Unconscious bias is also a factor of exclusion. Two million people leave their jobs every year after falling victim to unconscious bias or instances of unfairness, according to research by the Level Playing Field Institute. There are several unconscious bias courses to get companies started along with other methods. Ustwo, digital product design company, arranged for their own in house rendition of Chris Thorpes’ ‘Confirmation’, a show which is provocative and thought provoking around the topic of discrimination and the reality of confirmation bias. Following Chris’ performance at the ustwo offices, Whitney Berry from Ustwo explained their next step was to follow up the exposure they’ve had to biases. They’re in the process of developing their own version of unconscious bias training with the help of diversity & inclusion consultant Charlotte Butler of Altogether Different. It’s something very real that should be brought to the attention of every individual in order to move forward and acknowledge our actions and how they impact others.
Rian van der Merwe puts it eloquently, “The advantages of having more diversity in our design and development processes go far beyond the moral rightness of it. We end up with better products that serve a much wider cross-section of a population.”
Together we can eliminate the goal of appealing to and working from the basis of the mythical ‘average’ user’. Instead let’s work with design personas in mind.
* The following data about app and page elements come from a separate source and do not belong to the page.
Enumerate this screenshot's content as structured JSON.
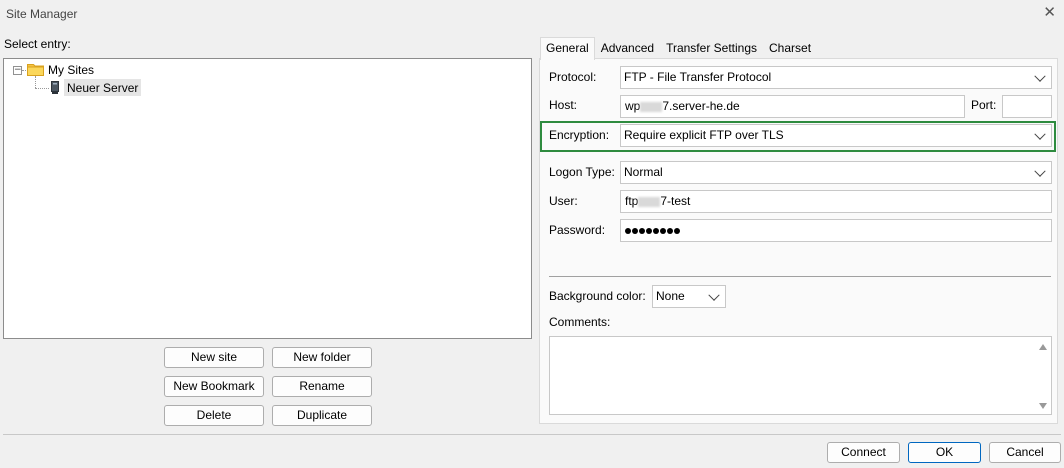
{
  "window": {
    "title": "Site Manager",
    "close_label": "✕"
  },
  "left": {
    "select_entry_label": "Select entry:",
    "tree": {
      "root_label": "My Sites",
      "expander": "−",
      "child_label": "Neuer Server"
    },
    "buttons": {
      "new_site": "New site",
      "new_folder": "New folder",
      "new_bookmark": "New Bookmark",
      "rename": "Rename",
      "delete": "Delete",
      "duplicate": "Duplicate"
    }
  },
  "tabs": [
    "General",
    "Advanced",
    "Transfer Settings",
    "Charset"
  ],
  "general": {
    "protocol_label": "Protocol:",
    "protocol_value": "FTP - File Transfer Protocol",
    "host_label": "Host:",
    "host_prefix": "wp",
    "host_suffix": "7.server-he.de",
    "port_label": "Port:",
    "port_value": "",
    "encryption_label": "Encryption:",
    "encryption_value": "Require explicit FTP over TLS",
    "logon_type_label": "Logon Type:",
    "logon_type_value": "Normal",
    "user_label": "User:",
    "user_prefix": "ftp",
    "user_suffix": "7-test",
    "password_label": "Password:",
    "password_length": 8,
    "background_color_label": "Background color:",
    "background_color_value": "None",
    "comments_label": "Comments:",
    "comments_value": ""
  },
  "footer": {
    "connect": "Connect",
    "ok": "OK",
    "cancel": "Cancel"
  },
  "colors": {
    "highlight_border": "#2e8b3f",
    "folder": "#f5c342"
  }
}
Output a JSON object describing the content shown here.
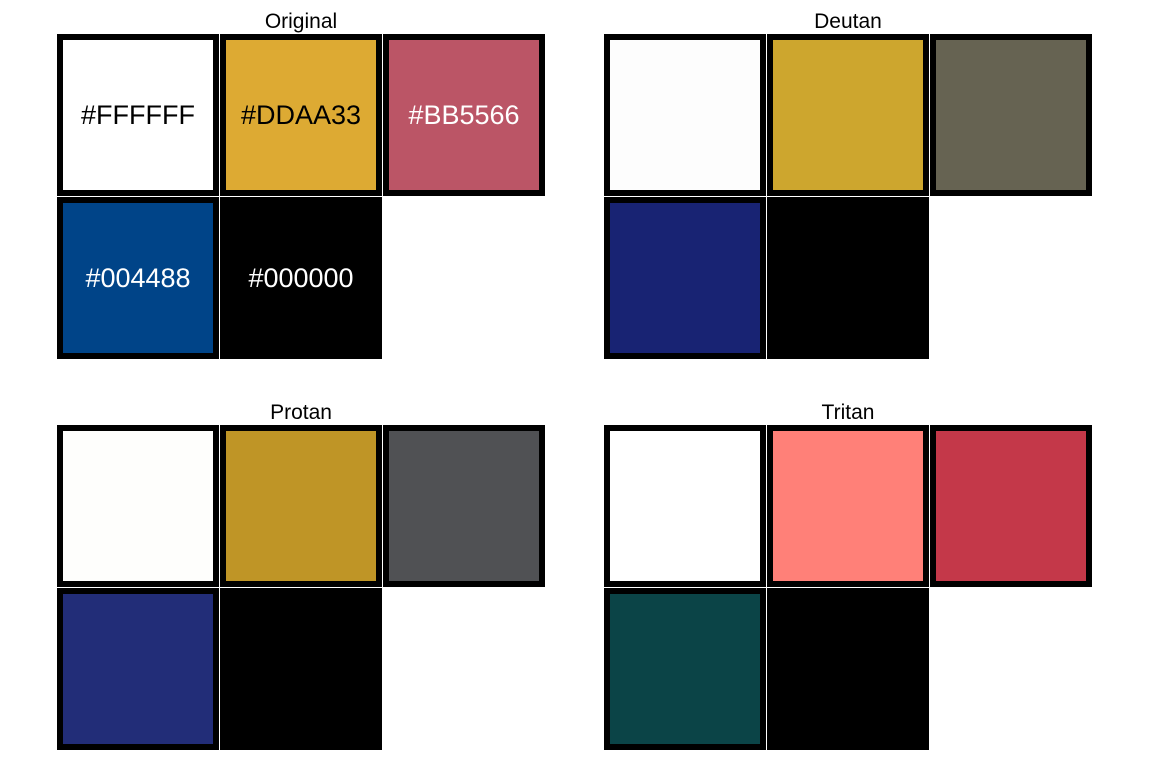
{
  "panels": [
    {
      "title": "Original",
      "swatches": [
        {
          "color": "#FFFFFF",
          "label": "#FFFFFF",
          "text_color": "#000000"
        },
        {
          "color": "#DDAA33",
          "label": "#DDAA33",
          "text_color": "#000000"
        },
        {
          "color": "#BB5566",
          "label": "#BB5566",
          "text_color": "#FFFFFF"
        },
        {
          "color": "#004488",
          "label": "#004488",
          "text_color": "#FFFFFF"
        },
        {
          "color": "#000000",
          "label": "#000000",
          "text_color": "#FFFFFF"
        }
      ]
    },
    {
      "title": "Deutan",
      "swatches": [
        {
          "color": "#FDFDFD"
        },
        {
          "color": "#CDA62E"
        },
        {
          "color": "#666352"
        },
        {
          "color": "#182373"
        },
        {
          "color": "#000000"
        }
      ]
    },
    {
      "title": "Protan",
      "swatches": [
        {
          "color": "#FEFEFC"
        },
        {
          "color": "#BF9526"
        },
        {
          "color": "#505154"
        },
        {
          "color": "#222D78"
        },
        {
          "color": "#000000"
        }
      ]
    },
    {
      "title": "Tritan",
      "swatches": [
        {
          "color": "#FFFFFF"
        },
        {
          "color": "#FF8078"
        },
        {
          "color": "#C43849"
        },
        {
          "color": "#0B4447"
        },
        {
          "color": "#000000"
        }
      ]
    }
  ]
}
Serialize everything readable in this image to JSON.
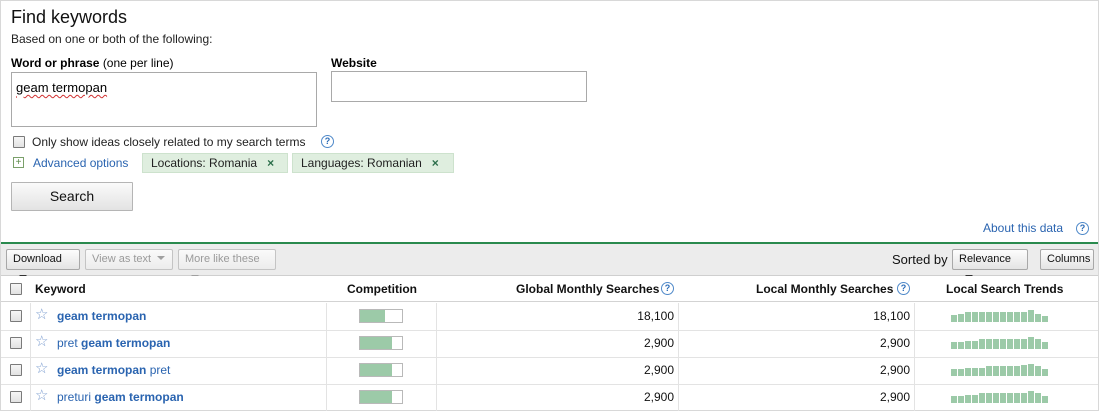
{
  "header": {
    "title": "Find keywords",
    "subtitle": "Based on one or both of the following:"
  },
  "form": {
    "word_label": "Word or phrase",
    "word_hint": "(one per line)",
    "word_value": "geam termopan",
    "website_label": "Website",
    "website_value": "",
    "only_ideas_label": "Only show ideas closely related to my search terms",
    "only_ideas_checked": false,
    "advanced_options": "Advanced options",
    "filters": [
      {
        "label": "Locations: Romania",
        "remove": "×"
      },
      {
        "label": "Languages: Romanian",
        "remove": "×"
      }
    ],
    "search_button": "Search"
  },
  "about_link": "About this data",
  "help_glyph": "?",
  "toolbar": {
    "download": "Download",
    "view_as_text": "View as text",
    "more_like_these": "More like these",
    "sorted_by_label": "Sorted by",
    "sort_value": "Relevance",
    "columns": "Columns"
  },
  "table": {
    "columns": [
      "Keyword",
      "Competition",
      "Global Monthly Searches",
      "Local Monthly Searches",
      "Local Search Trends"
    ],
    "rows": [
      {
        "keyword_pre": "",
        "keyword_bold": "geam termopan",
        "keyword_post": "",
        "competition": 0.6,
        "global": "18,100",
        "local": "18,100",
        "trend": [
          0.6,
          0.7,
          0.8,
          0.8,
          0.8,
          0.8,
          0.8,
          0.8,
          0.8,
          0.8,
          0.8,
          1.0,
          0.7,
          0.5
        ]
      },
      {
        "keyword_pre": "pret ",
        "keyword_bold": "geam termopan",
        "keyword_post": "",
        "competition": 0.75,
        "global": "2,900",
        "local": "2,900",
        "trend": [
          0.6,
          0.6,
          0.7,
          0.7,
          0.8,
          0.8,
          0.8,
          0.8,
          0.8,
          0.8,
          0.8,
          1.0,
          0.8,
          0.6
        ]
      },
      {
        "keyword_pre": "",
        "keyword_bold": "geam termopan",
        "keyword_post": " pret",
        "competition": 0.75,
        "global": "2,900",
        "local": "2,900",
        "trend": [
          0.6,
          0.6,
          0.7,
          0.7,
          0.7,
          0.8,
          0.8,
          0.8,
          0.8,
          0.8,
          0.9,
          1.0,
          0.8,
          0.6
        ]
      },
      {
        "keyword_pre": "preturi ",
        "keyword_bold": "geam termopan",
        "keyword_post": "",
        "competition": 0.75,
        "global": "2,900",
        "local": "2,900",
        "trend": [
          0.6,
          0.6,
          0.7,
          0.7,
          0.8,
          0.8,
          0.8,
          0.8,
          0.8,
          0.8,
          0.8,
          1.0,
          0.8,
          0.6
        ]
      }
    ]
  },
  "icons": {
    "star": "star-outline-icon",
    "help": "help-circle-icon",
    "plus": "expand-plus-icon",
    "close": "close-x-icon"
  },
  "colors": {
    "accent_green": "#2a8a4e",
    "link_blue": "#2a64b0",
    "bar_green": "#9ccaa8",
    "pill_bg": "#dfeedf"
  }
}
Design personas are solid people that you can imagine using your product to achieve their goals. Rian van der Merwe says, “This is helpful because by focusing on a few different individuals that are closer to the edges of an experience, instead of the average, we end up catering for a larger portion of the user base.” By ensuring the design team is representative of the broader population and closer to these design personas Rian speaks of, it is almost certain a more effective product will be produced.